It was so nice talking with you on the phone the other night. Wow, I really miss you, Mom and Dad and Tootles. I’ll be happy to get a mid-summer’s break from camp next week and see you all!
Still learning a lot here, though. And not that I’m one to argue with The King of Rock ‘n’ Roll, but I’m learning that a little bit more of good conversation—or at least dialogue—is just as good as fast-paced action.
Coach Sol taught us that what counts in dialogue is not what is said but the meaning behind what is said…or not said. I never realized how funny our words to one another can be. How often do we really mean what we say? Or rather, how often are we trying to convey something along with our words that we don’t (or wouldn’t dare!) come right out and say? This is another way to fill our stories with tension.
Coach said to avoid common dialogue.
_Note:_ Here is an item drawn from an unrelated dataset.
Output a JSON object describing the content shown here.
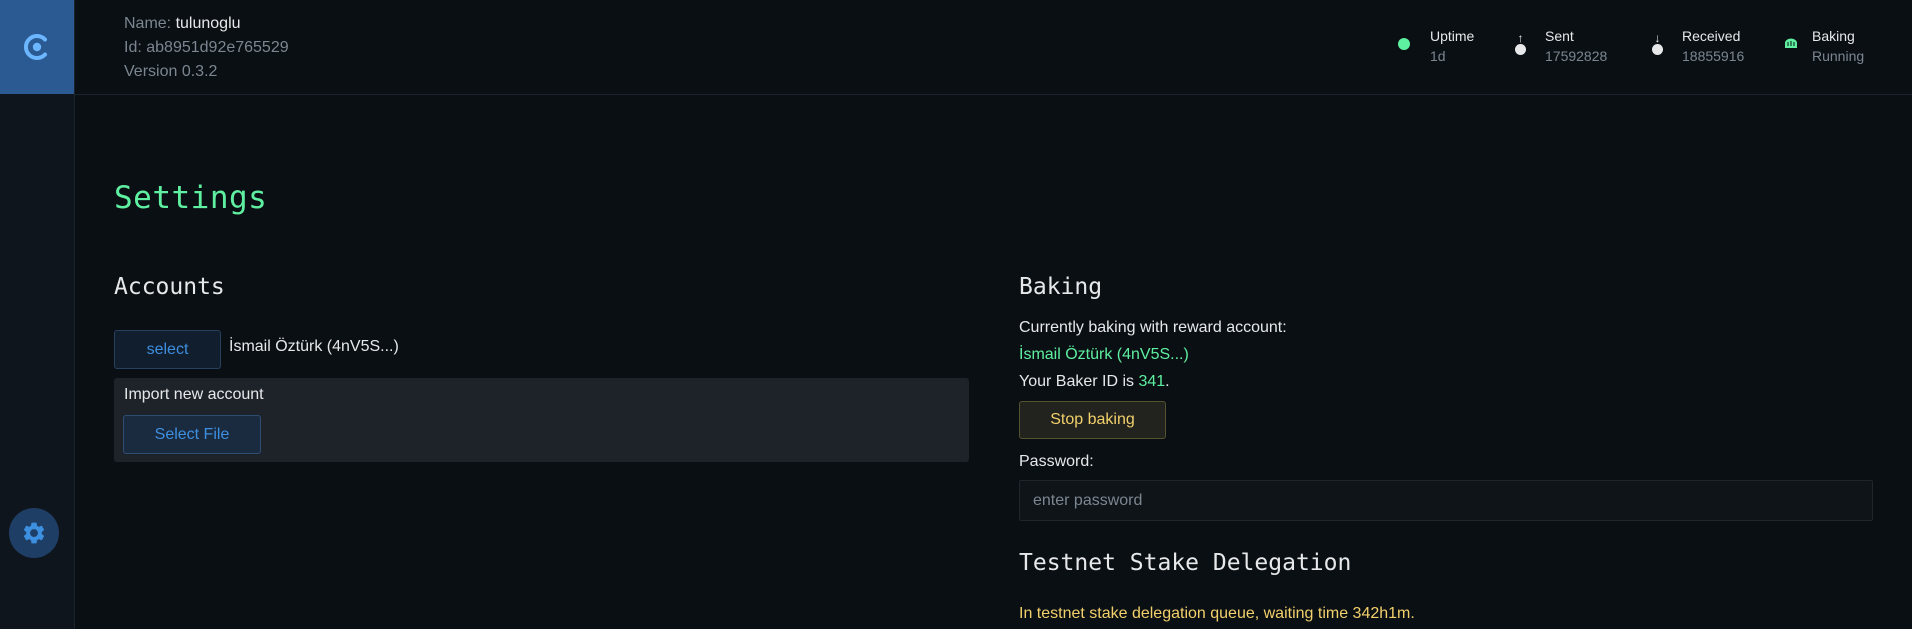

No one wants to read pleasant, boring conversation. My job as a writer is to make things happen.
I’m also learning what my character’s speech says about him or her. Some speech markers are vocabulary, throwaway words and phrases, tight or loose wording, run-on sentences, sarcasm, poor grammar, and inappropriate modifiers. I’m not just trying to stir up a little trouble (conflict) with my dialogue, I’m trying to get my reader to know my characters better.
Another thing writers need? Rest! That’s why I’ll be glad to take next week off and spend some time with you guys. Looking forward to it!
Your Little Yapper
I know many writers who insist that writing dialogue is some of the most enjoyable writing they ever do. How much fun do you have writing dialogue? How do you put a little snap in your character’s conversations?
photo credit: wikipedia